▶ **YOUR TASK**: At the line containing "Give me the", begin setting down the entries exactly, and stop only after the last line.

═════ DATA PROVIDED ═════

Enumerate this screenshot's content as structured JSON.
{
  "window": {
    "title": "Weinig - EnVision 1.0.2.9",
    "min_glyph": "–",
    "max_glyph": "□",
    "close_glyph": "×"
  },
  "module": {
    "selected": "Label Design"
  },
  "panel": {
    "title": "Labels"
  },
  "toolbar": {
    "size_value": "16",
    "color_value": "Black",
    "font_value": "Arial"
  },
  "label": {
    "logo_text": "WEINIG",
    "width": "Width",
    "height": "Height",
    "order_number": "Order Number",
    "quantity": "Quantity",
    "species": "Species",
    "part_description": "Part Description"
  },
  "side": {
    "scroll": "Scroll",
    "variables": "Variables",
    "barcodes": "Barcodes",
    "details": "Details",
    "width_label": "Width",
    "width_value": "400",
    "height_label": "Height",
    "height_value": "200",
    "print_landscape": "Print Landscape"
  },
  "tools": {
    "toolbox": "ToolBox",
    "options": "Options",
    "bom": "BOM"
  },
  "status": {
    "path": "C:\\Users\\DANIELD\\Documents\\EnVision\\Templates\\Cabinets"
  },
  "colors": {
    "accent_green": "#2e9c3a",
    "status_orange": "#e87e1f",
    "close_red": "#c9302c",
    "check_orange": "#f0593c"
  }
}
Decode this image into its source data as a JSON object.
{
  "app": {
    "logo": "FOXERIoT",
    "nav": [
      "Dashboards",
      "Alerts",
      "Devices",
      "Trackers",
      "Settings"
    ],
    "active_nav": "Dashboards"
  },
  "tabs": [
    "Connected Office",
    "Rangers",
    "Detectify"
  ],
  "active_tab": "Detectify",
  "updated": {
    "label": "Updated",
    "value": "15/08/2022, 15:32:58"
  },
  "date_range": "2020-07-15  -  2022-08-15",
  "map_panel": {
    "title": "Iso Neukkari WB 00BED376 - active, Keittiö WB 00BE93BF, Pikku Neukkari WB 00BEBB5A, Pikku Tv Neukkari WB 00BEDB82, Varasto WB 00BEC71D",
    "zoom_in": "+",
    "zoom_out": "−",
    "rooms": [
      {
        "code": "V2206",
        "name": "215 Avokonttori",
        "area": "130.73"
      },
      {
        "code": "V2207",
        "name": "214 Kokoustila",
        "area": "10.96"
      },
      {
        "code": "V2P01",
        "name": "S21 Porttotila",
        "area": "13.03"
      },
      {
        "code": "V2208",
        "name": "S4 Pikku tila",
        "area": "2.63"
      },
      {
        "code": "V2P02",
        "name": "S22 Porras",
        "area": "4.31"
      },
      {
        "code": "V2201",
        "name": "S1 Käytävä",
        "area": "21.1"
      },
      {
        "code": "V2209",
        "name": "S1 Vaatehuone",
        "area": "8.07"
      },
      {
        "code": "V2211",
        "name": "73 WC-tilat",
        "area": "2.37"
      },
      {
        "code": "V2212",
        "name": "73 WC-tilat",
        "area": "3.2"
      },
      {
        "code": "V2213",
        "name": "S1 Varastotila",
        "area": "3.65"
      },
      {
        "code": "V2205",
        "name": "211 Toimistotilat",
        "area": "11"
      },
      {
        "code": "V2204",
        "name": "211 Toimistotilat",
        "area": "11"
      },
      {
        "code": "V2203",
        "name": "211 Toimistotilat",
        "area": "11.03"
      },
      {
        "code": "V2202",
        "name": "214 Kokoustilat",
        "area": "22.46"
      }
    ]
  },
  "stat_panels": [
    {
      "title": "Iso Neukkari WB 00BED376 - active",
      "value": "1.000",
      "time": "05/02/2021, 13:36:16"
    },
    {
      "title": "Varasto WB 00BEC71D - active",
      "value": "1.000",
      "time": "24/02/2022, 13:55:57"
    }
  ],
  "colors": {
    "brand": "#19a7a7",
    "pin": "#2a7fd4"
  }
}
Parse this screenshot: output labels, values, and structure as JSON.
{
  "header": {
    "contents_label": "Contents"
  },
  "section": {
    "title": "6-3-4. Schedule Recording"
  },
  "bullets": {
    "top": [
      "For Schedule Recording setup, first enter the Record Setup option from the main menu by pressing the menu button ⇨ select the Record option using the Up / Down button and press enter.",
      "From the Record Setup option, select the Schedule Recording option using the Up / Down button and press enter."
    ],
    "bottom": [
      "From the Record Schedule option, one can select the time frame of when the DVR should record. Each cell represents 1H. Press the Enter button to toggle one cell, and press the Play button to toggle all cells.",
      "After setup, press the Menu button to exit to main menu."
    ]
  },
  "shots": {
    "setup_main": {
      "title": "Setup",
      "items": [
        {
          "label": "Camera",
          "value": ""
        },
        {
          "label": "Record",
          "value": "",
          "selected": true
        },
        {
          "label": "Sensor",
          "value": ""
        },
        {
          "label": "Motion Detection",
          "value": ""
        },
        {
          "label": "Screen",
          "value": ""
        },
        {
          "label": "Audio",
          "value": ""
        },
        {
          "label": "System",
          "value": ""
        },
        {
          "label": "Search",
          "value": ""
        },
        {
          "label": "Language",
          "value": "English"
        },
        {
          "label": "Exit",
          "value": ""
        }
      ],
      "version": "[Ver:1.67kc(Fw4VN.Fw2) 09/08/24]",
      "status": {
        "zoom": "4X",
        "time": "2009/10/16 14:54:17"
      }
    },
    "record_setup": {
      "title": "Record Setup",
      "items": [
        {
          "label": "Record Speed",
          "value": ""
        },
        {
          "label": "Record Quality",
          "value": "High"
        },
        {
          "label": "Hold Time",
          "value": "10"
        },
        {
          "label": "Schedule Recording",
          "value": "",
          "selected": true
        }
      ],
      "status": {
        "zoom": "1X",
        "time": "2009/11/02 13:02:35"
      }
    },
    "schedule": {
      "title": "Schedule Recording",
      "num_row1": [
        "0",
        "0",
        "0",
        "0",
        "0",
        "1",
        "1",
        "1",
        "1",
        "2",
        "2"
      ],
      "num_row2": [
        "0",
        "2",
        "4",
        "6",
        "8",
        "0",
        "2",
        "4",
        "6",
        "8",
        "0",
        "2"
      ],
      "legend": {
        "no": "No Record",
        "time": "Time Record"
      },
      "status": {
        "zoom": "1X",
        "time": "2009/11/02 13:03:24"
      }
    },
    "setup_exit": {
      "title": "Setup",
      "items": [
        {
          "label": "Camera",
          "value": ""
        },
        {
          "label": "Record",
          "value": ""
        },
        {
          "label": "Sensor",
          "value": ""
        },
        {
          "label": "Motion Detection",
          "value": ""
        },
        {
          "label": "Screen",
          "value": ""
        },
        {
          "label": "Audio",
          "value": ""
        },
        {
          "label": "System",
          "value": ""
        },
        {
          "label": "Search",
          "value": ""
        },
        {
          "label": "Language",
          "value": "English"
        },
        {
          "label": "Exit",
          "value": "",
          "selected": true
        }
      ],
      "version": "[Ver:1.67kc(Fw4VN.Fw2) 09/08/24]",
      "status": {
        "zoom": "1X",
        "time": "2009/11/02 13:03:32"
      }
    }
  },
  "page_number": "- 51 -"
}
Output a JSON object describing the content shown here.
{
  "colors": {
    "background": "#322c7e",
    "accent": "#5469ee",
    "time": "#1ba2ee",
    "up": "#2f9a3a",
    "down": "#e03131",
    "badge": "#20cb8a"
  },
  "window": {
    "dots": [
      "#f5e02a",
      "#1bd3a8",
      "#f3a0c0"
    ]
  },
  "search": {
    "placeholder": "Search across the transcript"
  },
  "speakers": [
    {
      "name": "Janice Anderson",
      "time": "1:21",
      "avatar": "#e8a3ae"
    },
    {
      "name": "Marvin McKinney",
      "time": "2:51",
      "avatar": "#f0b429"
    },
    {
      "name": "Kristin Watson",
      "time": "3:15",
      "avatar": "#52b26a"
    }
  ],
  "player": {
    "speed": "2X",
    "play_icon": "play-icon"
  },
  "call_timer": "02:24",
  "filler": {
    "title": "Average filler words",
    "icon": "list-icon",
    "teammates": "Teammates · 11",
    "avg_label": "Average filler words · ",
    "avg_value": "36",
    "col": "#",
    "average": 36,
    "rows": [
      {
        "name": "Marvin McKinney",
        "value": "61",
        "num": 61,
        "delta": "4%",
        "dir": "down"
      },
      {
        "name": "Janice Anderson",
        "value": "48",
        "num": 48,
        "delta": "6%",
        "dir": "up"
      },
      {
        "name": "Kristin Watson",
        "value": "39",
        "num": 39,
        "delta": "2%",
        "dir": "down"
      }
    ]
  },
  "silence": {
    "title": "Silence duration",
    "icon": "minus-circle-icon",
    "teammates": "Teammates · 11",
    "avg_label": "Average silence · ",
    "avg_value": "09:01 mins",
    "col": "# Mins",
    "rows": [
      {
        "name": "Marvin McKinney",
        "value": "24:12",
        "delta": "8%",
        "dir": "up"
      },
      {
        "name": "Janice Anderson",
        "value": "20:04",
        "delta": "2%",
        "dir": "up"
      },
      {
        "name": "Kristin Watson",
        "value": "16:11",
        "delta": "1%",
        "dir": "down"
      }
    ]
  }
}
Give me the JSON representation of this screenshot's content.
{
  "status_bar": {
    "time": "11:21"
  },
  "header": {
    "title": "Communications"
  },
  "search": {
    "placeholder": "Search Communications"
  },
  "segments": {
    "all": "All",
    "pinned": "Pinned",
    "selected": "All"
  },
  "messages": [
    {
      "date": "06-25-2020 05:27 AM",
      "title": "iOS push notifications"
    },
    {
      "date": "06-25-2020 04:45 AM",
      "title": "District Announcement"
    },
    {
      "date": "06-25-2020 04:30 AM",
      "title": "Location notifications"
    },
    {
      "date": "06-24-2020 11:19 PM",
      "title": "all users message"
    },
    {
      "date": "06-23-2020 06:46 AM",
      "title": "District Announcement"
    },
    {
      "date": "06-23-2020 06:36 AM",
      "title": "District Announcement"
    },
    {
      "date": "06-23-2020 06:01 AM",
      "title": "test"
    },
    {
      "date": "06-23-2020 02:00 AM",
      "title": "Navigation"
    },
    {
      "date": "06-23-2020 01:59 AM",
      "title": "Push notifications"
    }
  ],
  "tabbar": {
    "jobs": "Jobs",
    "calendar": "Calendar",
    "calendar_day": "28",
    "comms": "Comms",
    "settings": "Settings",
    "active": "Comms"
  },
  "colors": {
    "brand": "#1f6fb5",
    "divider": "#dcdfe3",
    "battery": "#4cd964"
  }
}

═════

▶ **COMPLETED TASK**:
Give me the JSON representation of this screenshot's content.
{
  "status_bar": {
    "time": "11:21"
  },
  "header": {
    "title": "Communications"
  },
  "search": {
    "placeholder": "Search Communications"
  },
  "segments": {
    "all": "All",
    "pinned": "Pinned",
    "selected": "All"
  },
  "messages": [
    {
      "date": "06-25-2020 05:27 AM",
      "title": "iOS push notifications"
    },
    {
      "date": "06-25-2020 04:45 AM",
      "title": "District Announcement"
    },
    {
      "date": "06-25-2020 04:30 AM",
      "title": "Location notifications"
    },
    {
      "date": "06-24-2020 11:19 PM",
      "title": "all users message"
    },
    {
      "date": "06-23-2020 06:46 AM",
      "title": "District Announcement"
    },
    {
      "date": "06-23-2020 06:36 AM",
      "title": "District Announcement"
    },
    {
      "date": "06-23-2020 06:01 AM",
      "title": "test"
    },
    {
      "date": "06-23-2020 02:00 AM",
      "title": "Navigation"
    },
    {
      "date": "06-23-2020 01:59 AM",
      "title": "Push notifications"
    }
  ],
  "tabbar": {
    "jobs": "Jobs",
    "calendar": "Calendar",
    "calendar_day": "28",
    "comms": "Comms",
    "settings": "Settings",
    "active": "Comms"
  },
  "colors": {
    "brand": "#1f6fb5",
    "divider": "#dcdfe3",
    "battery": "#4cd964"
  }
}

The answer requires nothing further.